Task brief: Repeat the entire listing below exactly.

*** Block opens ***

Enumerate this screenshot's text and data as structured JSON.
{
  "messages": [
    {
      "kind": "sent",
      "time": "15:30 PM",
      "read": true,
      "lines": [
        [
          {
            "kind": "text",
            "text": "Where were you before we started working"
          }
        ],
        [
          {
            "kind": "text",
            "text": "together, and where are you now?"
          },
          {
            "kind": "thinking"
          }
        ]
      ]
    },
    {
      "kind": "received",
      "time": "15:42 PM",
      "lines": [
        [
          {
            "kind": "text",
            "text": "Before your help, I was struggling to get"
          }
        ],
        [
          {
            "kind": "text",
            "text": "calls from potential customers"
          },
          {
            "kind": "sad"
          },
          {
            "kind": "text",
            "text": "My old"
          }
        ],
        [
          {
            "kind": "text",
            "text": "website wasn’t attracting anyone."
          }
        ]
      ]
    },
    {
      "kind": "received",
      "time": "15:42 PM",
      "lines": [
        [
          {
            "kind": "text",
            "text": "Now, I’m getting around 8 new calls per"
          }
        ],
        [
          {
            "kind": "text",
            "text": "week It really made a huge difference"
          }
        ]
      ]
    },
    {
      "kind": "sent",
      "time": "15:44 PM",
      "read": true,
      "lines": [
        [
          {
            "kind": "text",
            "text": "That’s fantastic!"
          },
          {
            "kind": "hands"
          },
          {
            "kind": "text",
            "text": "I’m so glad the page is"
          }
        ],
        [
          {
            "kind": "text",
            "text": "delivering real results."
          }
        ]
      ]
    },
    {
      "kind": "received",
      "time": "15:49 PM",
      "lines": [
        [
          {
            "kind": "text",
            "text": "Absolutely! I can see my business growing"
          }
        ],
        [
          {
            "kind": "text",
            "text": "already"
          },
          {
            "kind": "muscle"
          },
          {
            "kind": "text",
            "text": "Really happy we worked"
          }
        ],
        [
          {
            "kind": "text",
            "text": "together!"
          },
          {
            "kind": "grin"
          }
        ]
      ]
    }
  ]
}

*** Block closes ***

Exercise response:
Enumerate this screenshot's text and data as structured JSON.
{
  "messages": [
    {
      "kind": "sent",
      "time": "15:30 PM",
      "read": true,
      "lines": [
        [
          {
            "kind": "text",
            "text": "Where were you before we started working"
          }
        ],
        [
          {
            "kind": "text",
            "text": "together, and where are you now?"
          },
          {
            "kind": "thinking"
          }
        ]
      ]
    },
    {
      "kind": "received",
      "time": "15:42 PM",
      "lines": [
        [
          {
            "kind": "text",
            "text": "Before your help, I was struggling to get"
          }
        ],
        [
          {
            "kind": "text",
            "text": "calls from potential customers"
          },
          {
            "kind": "sad"
          },
          {
            "kind": "text",
            "text": "My old"
          }
        ],
        [
          {
            "kind": "text",
            "text": "website wasn’t attracting anyone."
          }
        ]
      ]
    },
    {
      "kind": "received",
      "time": "15:42 PM",
      "lines": [
        [
          {
            "kind": "text",
            "text": "Now, I’m getting around 8 new calls per"
          }
        ],
        [
          {
            "kind": "text",
            "text": "week It really made a huge difference"
          }
        ]
      ]
    },
    {
      "kind": "sent",
      "time": "15:44 PM",
      "read": true,
      "lines": [
        [
          {
            "kind": "text",
            "text": "That’s fantastic!"
          },
          {
            "kind": "hands"
          },
          {
            "kind": "text",
            "text": "I’m so glad the page is"
          }
        ],
        [
          {
            "kind": "text",
            "text": "delivering real results."
          }
        ]
      ]
    },
    {
      "kind": "received",
      "time": "15:49 PM",
      "lines": [
        [
          {
            "kind": "text",
            "text": "Absolutely! I can see my business growing"
          }
        ],
        [
          {
            "kind": "text",
            "text": "already"
          },
          {
            "kind": "muscle"
          },
          {
            "kind": "text",
            "text": "Really happy we worked"
          }
        ],
        [
          {
            "kind": "text",
            "text": "together!"
          },
          {
            "kind": "grin"
          }
        ]
      ]
    }
  ]
}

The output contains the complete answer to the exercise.